● **REQUIREMENT**: Tally the lines below containing "with" and report only the total.

Recorded data:
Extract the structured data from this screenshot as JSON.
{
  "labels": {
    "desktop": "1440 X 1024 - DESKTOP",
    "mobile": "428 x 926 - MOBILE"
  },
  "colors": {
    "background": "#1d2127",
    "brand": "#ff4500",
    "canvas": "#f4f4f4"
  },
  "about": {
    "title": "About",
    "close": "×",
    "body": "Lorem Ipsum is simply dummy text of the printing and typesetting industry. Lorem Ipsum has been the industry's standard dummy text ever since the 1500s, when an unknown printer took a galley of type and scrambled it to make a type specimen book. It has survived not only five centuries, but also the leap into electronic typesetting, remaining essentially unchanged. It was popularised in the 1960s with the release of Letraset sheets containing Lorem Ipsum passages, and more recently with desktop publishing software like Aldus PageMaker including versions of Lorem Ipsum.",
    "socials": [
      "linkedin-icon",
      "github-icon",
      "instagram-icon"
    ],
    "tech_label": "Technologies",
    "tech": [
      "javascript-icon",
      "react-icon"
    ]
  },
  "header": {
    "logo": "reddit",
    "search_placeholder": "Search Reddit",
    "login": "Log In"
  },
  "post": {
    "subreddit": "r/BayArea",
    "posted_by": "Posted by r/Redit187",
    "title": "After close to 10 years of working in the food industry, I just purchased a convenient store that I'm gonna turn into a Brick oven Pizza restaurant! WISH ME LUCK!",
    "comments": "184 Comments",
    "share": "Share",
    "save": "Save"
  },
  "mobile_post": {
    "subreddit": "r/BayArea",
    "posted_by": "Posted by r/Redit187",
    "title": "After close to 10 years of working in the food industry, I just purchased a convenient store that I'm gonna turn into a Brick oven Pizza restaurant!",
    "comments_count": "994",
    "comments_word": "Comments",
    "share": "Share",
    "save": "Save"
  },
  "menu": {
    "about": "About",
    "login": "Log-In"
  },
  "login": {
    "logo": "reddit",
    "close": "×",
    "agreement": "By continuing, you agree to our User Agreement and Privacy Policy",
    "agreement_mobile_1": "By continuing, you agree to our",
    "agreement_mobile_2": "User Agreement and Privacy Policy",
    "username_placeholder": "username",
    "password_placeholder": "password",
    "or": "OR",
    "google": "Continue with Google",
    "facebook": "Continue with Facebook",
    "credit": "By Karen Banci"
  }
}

● **YOUR RESPONSE**: 3